‘Since when do we have £36bn lying around?’ What Britain could buy with Brexit bill cash

BRITISH officials have reportedly conceded they are prepared to pay up to £36 billion to Brussels as part of a Brexit divorce settlement designed to trigger trade talks.

Cabinet sources have since disputed such claims, but with the EU preparing to slap the UK with a demand for anywhere between £50 billion and £90 billion Number 10 faces a battle to hold onto your cash. 

Brexiteers are already circling the wagons around their position, which is that any such figure is “extortionate” and should be rejected by British negotiators outright. 

Ukip’s home affairs spokeswoman, Jane Collins, said the proposed figure is ridiculous and coming after years of austerity begs the question: “Since when do we have £36 billion lying idle? 

She argued: “We have a soaring national debt which costs us billions each year to finance, a military which urgently needs investment and people unable to train as nurses and paramedics because they cannot afford it.”

The party’s newest MEP, Jonathan Bullock, told express.co.uk Britain should be prepared to pay up to a billion pounds to tie up loose ends, but should not part with a penny more. 

He said there was “no constitutional basis” for the EU demands and added: “There shouldn’t be anything that costs over a billion, nothing that should be in terms of those mega billions that they are asking for which is fanciful.” 

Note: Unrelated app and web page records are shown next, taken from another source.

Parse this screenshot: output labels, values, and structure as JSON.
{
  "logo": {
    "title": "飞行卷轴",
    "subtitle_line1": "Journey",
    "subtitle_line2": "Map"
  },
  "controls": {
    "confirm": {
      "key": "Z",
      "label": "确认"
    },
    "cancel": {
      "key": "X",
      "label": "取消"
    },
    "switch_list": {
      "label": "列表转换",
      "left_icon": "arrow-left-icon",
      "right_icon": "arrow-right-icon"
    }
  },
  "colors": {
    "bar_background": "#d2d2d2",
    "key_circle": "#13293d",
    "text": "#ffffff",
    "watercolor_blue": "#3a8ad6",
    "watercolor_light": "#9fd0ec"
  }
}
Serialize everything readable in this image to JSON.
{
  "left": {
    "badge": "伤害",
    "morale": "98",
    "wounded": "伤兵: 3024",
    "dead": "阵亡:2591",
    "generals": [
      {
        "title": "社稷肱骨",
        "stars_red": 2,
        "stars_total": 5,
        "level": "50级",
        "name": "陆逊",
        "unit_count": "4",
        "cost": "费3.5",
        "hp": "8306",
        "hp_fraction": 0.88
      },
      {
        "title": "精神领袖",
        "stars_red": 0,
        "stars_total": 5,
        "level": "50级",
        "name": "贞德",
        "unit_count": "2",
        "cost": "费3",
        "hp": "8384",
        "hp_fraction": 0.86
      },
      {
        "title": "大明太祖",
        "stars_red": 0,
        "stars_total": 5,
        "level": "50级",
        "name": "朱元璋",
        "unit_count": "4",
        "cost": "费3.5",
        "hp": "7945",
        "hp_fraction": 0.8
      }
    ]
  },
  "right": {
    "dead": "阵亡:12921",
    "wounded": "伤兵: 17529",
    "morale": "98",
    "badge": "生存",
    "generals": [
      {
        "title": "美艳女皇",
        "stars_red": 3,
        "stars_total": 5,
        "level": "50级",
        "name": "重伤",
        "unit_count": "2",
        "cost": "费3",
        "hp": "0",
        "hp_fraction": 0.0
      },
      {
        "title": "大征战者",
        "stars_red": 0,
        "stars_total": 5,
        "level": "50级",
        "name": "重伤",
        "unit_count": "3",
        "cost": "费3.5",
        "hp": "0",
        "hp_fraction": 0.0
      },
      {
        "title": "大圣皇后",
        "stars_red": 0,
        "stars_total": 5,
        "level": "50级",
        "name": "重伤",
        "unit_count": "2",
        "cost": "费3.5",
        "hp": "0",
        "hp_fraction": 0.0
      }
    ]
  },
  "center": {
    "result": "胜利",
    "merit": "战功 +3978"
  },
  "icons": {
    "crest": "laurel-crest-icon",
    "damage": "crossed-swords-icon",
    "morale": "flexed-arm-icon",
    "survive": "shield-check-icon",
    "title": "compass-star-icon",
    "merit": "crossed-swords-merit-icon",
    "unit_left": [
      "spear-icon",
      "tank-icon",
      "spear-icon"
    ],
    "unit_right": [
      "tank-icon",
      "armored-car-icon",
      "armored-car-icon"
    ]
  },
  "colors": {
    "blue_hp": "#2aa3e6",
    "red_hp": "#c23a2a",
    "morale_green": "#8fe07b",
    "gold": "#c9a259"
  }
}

His remarks were echoed by the Tory MP Jacob Rees-Mogg, who reacted to the supposed £36 billion payout by tweeting: “There is no logic to this figure, legally we owe nothing.”

Richard Tice, who is head of the cross-party Leave Means Leave campaign group, added: “With the EU Brexit negotiations, nothing is agreed until everything is agreed. Speculation about a ‘divorce bill’ is particularly unhelpful.” 

But what could cash-strapped Britain buy with the £36 billion if it chooses to refuse the EU’s demands? Here express.co.uk looks at some of the Government’s options. All staff numbers are based on one year’s average salary. 


Public services

Britain’s public services are widely considered to be under huge strain following seven years of punishing austerity. Budgets have been cut, with sometimes tragic consequences, and £36 billion would go a long way to plugging staffing gaps. 

Nurses: 1,626,898

Police constables: 1,857,297

Trainee firefighters: 1,635,100

GPs: 349,514


In the same vein, defence also took a pummelling during the David Cameron and George Osborne during the austerity years. Military chiefs have warned troop numbers are dangerously low and flagship projects have been hit by embarrassing delays and overspending.  

Eurofighter typhoon fighter jets: 336 

Type 45 frigates: 33  

Infantrymen: 1,306,430

Challenger II tanks: 8,536